I have opted for standardised spelling across the generations. The latest form of the surname has been used for the previous generations if there is more than one generation. A few notes on first names at the end.
This has a variety of spellings, especially in earlier times. Variations include Bedy/ie, Beddy/ie, Betty/ie, Beady/ie.
Our Blues ancestors originated as Blewhous, then Blewis, Blewes and Blews.
Although they are all named Buick here in my tree, the name changed over time, and there were many mis-spellings as well. Andrew (top of the tree) was Andrew Boeg, and his children were recorded as Bowick.

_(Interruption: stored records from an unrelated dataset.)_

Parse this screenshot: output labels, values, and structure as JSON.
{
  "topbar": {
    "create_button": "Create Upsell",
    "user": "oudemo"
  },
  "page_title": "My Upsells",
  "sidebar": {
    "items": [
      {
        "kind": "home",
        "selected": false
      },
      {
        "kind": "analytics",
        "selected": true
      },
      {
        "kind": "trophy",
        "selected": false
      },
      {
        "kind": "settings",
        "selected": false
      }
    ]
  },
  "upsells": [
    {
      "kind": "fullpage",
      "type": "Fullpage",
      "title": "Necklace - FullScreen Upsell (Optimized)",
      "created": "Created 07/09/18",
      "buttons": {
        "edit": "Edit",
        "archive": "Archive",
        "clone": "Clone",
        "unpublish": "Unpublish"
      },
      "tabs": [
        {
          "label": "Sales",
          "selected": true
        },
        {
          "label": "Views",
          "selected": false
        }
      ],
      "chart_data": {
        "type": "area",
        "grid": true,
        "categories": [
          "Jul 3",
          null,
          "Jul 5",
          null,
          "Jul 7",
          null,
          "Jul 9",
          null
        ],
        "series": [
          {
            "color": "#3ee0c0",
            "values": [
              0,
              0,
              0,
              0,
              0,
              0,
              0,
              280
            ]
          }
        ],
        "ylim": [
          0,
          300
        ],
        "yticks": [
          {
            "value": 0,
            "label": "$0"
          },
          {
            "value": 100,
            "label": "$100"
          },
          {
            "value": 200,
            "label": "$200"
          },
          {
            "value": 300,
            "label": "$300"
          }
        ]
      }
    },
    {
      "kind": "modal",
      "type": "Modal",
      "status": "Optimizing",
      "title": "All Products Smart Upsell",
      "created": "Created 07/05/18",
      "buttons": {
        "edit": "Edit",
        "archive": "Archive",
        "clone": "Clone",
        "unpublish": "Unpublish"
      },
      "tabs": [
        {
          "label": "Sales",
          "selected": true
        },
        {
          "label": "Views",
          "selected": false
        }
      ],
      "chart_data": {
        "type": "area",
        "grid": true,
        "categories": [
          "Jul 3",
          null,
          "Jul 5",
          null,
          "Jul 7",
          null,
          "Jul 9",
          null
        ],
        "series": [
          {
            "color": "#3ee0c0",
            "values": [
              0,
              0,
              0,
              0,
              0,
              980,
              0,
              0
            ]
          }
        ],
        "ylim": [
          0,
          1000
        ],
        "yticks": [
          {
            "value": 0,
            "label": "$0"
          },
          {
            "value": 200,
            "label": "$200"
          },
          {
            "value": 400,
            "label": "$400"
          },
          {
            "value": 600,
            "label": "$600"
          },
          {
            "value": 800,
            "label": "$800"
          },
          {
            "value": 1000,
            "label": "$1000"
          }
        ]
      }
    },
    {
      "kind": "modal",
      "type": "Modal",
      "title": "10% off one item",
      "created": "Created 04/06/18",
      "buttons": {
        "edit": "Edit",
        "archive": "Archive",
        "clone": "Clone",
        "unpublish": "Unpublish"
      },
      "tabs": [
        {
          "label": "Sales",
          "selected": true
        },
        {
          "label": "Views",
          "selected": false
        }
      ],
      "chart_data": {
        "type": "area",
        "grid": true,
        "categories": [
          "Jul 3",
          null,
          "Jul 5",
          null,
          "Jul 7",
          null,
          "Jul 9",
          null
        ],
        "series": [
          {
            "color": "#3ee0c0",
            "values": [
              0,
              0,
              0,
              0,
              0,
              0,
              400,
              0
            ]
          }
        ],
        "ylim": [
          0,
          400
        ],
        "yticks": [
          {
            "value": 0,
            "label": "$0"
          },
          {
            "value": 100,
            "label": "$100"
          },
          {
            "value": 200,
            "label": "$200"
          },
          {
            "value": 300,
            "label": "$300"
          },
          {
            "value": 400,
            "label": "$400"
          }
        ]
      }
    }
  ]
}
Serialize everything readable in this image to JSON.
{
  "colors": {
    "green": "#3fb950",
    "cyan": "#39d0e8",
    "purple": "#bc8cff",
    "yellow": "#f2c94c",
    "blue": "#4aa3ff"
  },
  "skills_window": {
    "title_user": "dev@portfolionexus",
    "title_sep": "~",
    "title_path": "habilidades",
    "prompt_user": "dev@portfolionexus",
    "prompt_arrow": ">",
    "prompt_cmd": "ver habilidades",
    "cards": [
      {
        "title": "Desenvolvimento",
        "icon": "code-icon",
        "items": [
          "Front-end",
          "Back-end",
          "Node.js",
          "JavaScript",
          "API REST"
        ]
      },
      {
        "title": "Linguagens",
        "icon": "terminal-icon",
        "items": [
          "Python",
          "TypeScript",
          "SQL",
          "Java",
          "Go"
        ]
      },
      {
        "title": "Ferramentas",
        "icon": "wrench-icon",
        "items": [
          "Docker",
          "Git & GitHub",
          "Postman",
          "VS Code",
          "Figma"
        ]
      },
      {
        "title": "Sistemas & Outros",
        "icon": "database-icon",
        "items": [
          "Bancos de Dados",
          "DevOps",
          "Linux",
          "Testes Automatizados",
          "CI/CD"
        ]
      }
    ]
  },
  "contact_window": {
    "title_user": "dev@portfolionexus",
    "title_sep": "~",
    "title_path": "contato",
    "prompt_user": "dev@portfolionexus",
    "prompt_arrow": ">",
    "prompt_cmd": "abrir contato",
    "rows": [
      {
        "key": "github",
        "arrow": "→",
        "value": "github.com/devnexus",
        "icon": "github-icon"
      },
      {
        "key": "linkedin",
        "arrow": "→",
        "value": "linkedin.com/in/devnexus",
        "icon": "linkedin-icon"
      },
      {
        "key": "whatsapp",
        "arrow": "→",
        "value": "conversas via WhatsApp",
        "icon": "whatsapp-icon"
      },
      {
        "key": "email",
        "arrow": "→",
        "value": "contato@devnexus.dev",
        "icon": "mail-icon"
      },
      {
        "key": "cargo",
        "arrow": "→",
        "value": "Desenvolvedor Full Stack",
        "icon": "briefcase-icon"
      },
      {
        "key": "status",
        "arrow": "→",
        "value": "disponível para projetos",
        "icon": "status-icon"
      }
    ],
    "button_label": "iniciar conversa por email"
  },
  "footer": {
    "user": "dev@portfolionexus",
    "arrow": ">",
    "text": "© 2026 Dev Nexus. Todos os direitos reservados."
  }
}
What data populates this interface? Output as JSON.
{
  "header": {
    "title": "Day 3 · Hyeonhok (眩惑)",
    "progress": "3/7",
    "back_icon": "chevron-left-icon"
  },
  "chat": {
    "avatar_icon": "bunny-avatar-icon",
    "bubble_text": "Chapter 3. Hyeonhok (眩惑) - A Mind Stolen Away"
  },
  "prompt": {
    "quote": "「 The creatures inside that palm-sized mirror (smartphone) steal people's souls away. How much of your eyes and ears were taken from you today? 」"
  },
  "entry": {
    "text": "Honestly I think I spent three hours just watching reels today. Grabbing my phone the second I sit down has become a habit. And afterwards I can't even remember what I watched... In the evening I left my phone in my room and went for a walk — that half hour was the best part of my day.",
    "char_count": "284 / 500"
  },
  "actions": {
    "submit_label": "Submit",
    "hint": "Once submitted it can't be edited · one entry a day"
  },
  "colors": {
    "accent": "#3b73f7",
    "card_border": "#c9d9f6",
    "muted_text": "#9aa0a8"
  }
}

Variations were Bowack, Boyick and Boyack. Eventually, Buick seemed to be the accepted spelling. But other spellings occur, such as Buik, Buiks, Boyck, Boycks. The Bouick variation does not yet appear in our line.
So someone who was born a Boeg, could have been married as a Bowick, had Bowack or Boyack children, and died a Buick, while in the meantime census records show Buik or Boycks!
Occurs in some older records as Houie.
Some were recorded as Hutchinson.
Both variations occur within the same family. We have standardised on one or the other for each name.
Appears as MacCormack, MacCormick, McCormick
Variants include Rowlans, Rollands, Rolland.
This used to be pronounced Riven, and there are records with this spelling, and many other spellings.
This name occurs in many forms, such as Shenan, Shannon, Shinnen, Shinnon, Shannen.
In the 1901 and 1911 censuses, the entries for Herbert & Marion were indexed as Gilander and Selander, respectively. These have now been corrected.
I have also seen Spinke.
Isabel Young has been transcribed and indexed as Yoing.
There are a few instances where a married woman's maiden name is unknown. In these cases, rather than record only the first name, she has been recorded with her husband's surname and a prefix of Mrs.
Be aware of old spellings and mis-readings in online systems. eg Hellen, Agnas, many variations of Isobel.